On reaching Turanganui the party found that their man, Tu-te-kohi, was living at Pakarae, near Uawa. They hurried on to this place and took Tu by surprise. They seemed to have had no difficulty in killing their man and many others, including an important female relative named Hine-nui. Hine's son, Parua, narrowly escaped by fleeing in a canoe. Seeing him when he was still just a short distance from the shore, Tama-te-rangi page 105shouted to him to ccme ashore. Parua replied, "Kua whakaorangia ati e koe to taua kui?" ("Have you spared the life of our mother?"). Tama replied, "Kaore hoki tera ahau i ora i te paahi taua nei" ("I have no option with these warriors"). The fleeing brave then said, "Kati ra i mahara hoki ahau ma hau e whaka-ora ta taua kui, i a koe ke hoki te u ora ko te u pirau i au, noreira haere e hoki waiho au mate hau o te whakarua e kawe atu" ("Then let the deed be done. It was my belief that you would have been the one to save our mother since you had the sound teat while I had only the defective one. Therefore go home and let the soft east wind bring me there").
Tama-te-rangi returned home victor, but his triumph was short-lived. As could be expected, Parua gathered many East Coast braves and set out in search of vengeance. Parua surprised Tama at the undefended pa Ma-kakahi (near Springhill) as easily as Tama had surprised Tu-te-kohi. This time it was the lifeblood of the renowned Tama-te-rangi, paramount chief of the Wairoa district, which ebbed out to pay the murderous toll exacted of Maoridom by the great war god Tu. So there passed the ancestor whose mana has been preserved and carried through to this day by those who have perpetuated this important line. To commemorate his name the bridge crossing the Wairoa River at Frasertown has been named "The Tama-te-rangi Bridge."
Before concluding this chapter, we must tell the sequel to this last fight of the son of Hine-Manuhiri. While Parua achieved his object in killing Tama, it seems that his raid was more of the hit-and-run type. Parua himself was wounded severely, necessitating his being carried away on a stretcher as his warriors fled home. They had reason to flee, for as soon as Tuku-tuku, a grandson of the chief, heard of the killing, he set out in the track of the Parua. A long chase ensued, but it was the hunter who paid the price. Parua's men were victorious, Tuku-tuku and some of his warriors being killed. So Parua was able to reach his home.

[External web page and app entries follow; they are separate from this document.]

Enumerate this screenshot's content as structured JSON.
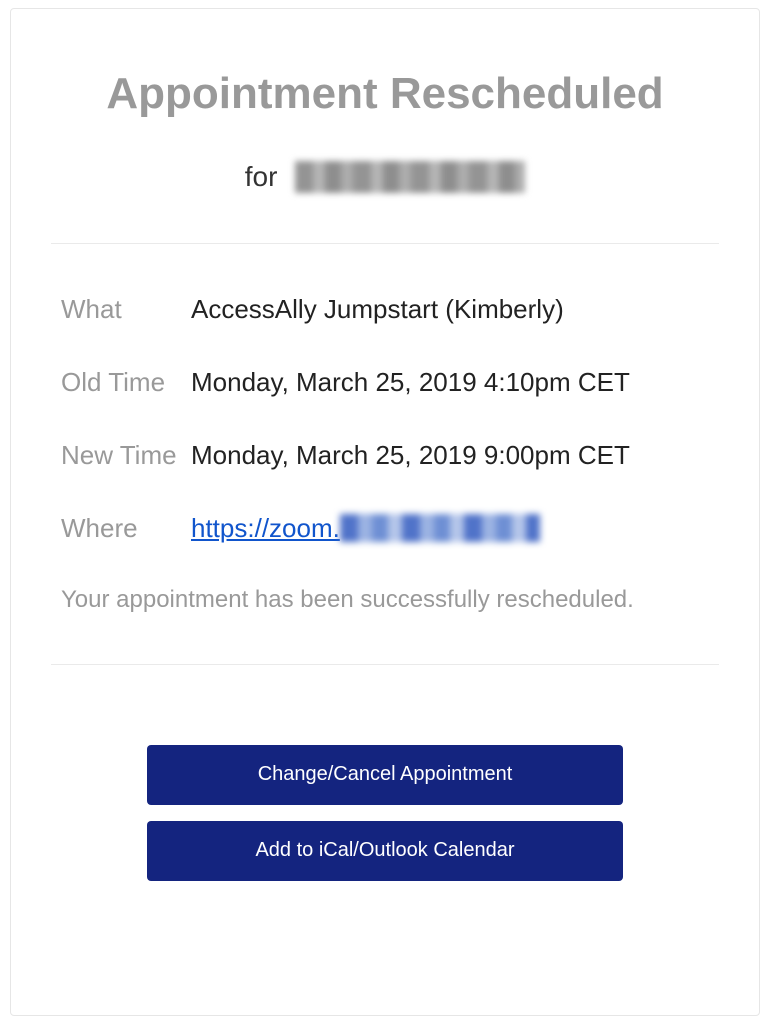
{
  "title": "Appointment Rescheduled",
  "for_label": "for",
  "details": {
    "what_label": "What",
    "what_value": "AccessAlly Jumpstart (Kimberly)",
    "old_time_label": "Old Time",
    "old_time_value": "Monday, March 25, 2019 4:10pm CET",
    "new_time_label": "New Time",
    "new_time_value": "Monday, March 25, 2019 9:00pm CET",
    "where_label": "Where",
    "where_link_visible": "https://zoom."
  },
  "confirmation": "Your appointment has been successfully rescheduled.",
  "buttons": {
    "change_cancel": "Change/Cancel Appointment",
    "add_calendar": "Add to iCal/Outlook Calendar"
  }
}
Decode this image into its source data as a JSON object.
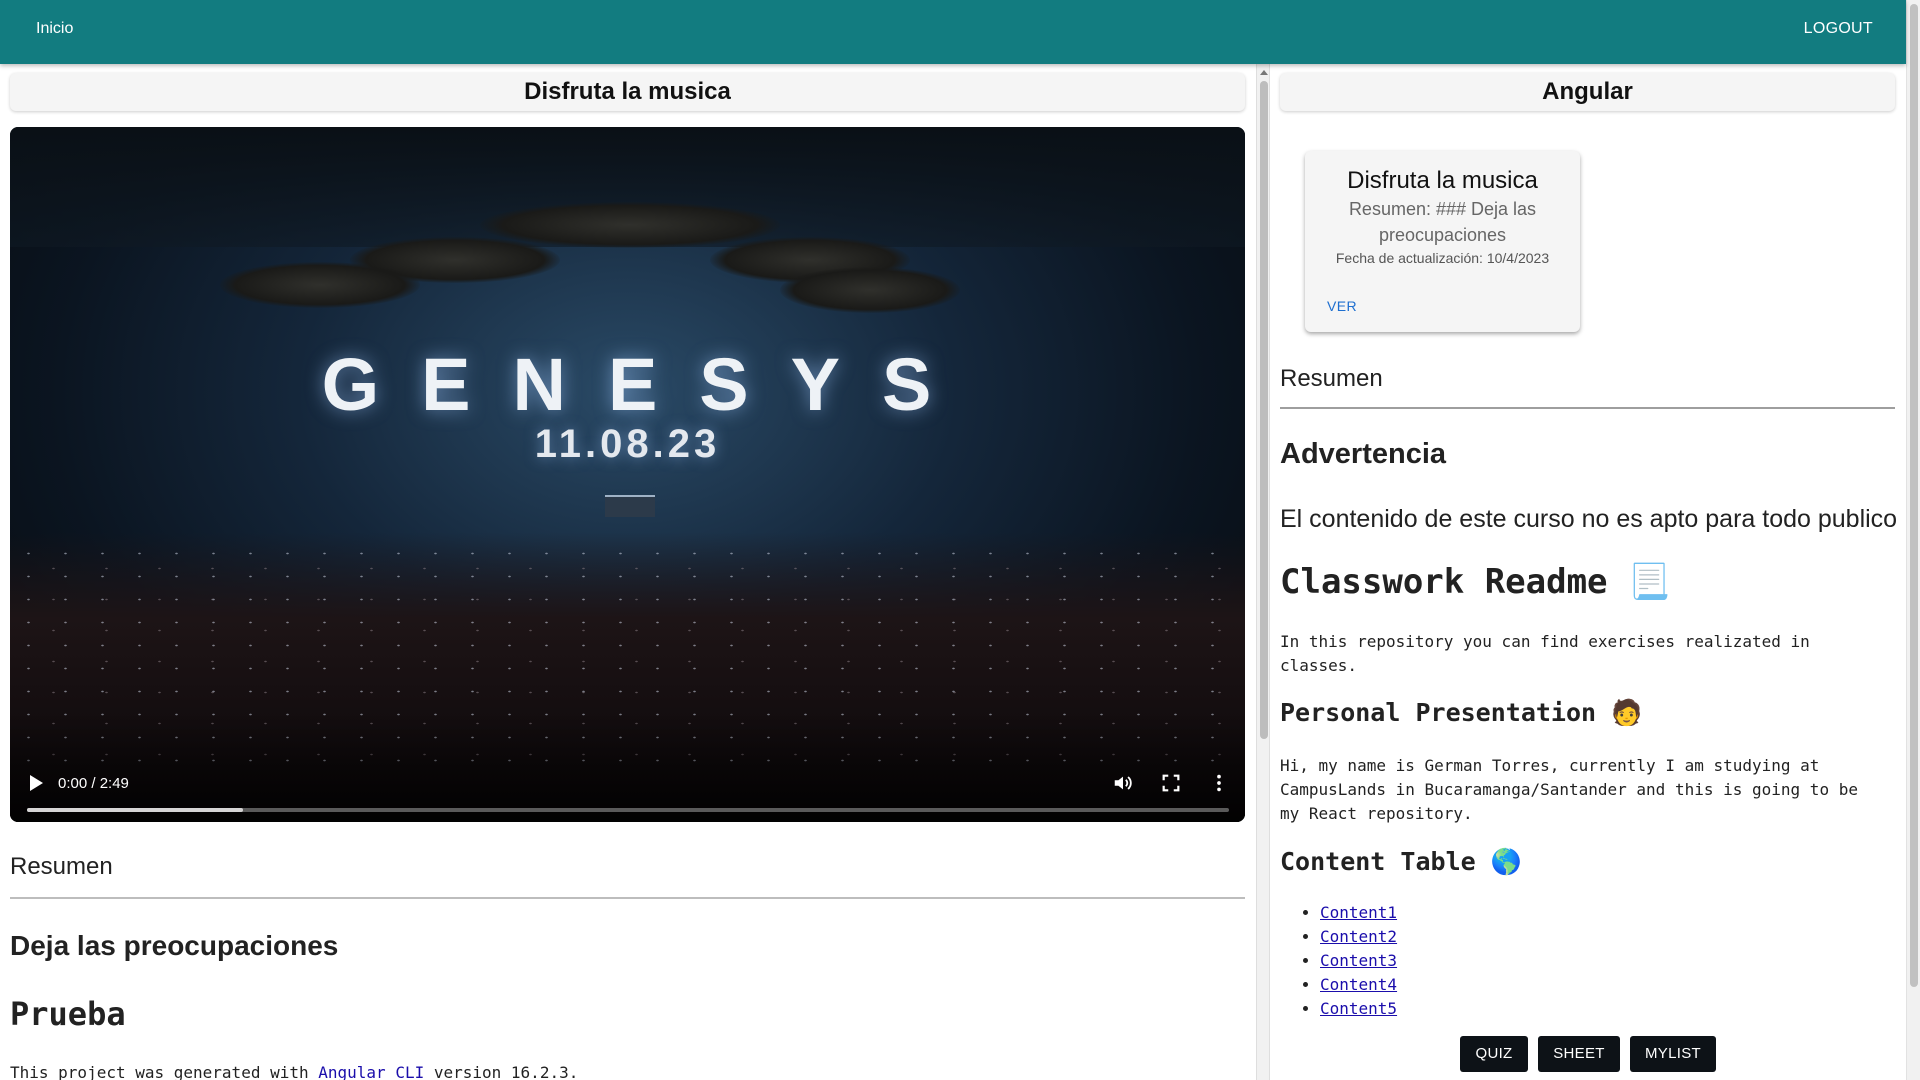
{
  "topbar": {
    "home_label": "Inicio",
    "logout_label": "LOGOUT",
    "color": "#127c80"
  },
  "left": {
    "header": "Disfruta la musica",
    "video": {
      "overlay_title": "GENESYS",
      "overlay_date": "11.08.23",
      "time": "0:00 / 2:49",
      "buffered_fraction": 0.18
    },
    "section_label": "Resumen",
    "heading": "Deja las preocupaciones",
    "mono_heading": "Prueba",
    "line_before": "This project was generated with ",
    "line_link": "Angular CLI",
    "line_after": " version 16.2.3."
  },
  "right": {
    "header": "Angular",
    "card": {
      "title": "Disfruta la musica",
      "summary": "Resumen: ### Deja las preocupaciones",
      "date": "Fecha de actualización: 10/4/2023",
      "button": "VER"
    },
    "section_label": "Resumen",
    "warning_heading": "Advertencia",
    "warning_text": "El contenido de este curso no es apto para todo publico",
    "readme_heading": "Classwork Readme",
    "readme_emoji": "📃",
    "readme_text": "In this repository you can find exercises realizated in classes.",
    "presentation_heading": "Personal Presentation",
    "presentation_emoji": "🧑",
    "presentation_text": "Hi, my name is German Torres, currently I am studying at CampusLands in Bucaramanga/Santander and this is going to be my React repository.",
    "table_heading": "Content Table",
    "table_emoji": "🌎",
    "contents": [
      "Content1",
      "Content2",
      "Content3",
      "Content4",
      "Content5"
    ],
    "buttons": {
      "quiz": "QUIZ",
      "sheet": "SHEET",
      "mylist": "MYLIST"
    }
  }
}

After the death of Tama-te-rangi his descendants, and those of his brother, went under the tribal name of Ngati-Hine-Manuhiri until the time of the great chief Tapuwae. We will tell later how this great chief felt it incumbent upon himself to carry on the feud and so take revenge for the death of Tama-te-rangi.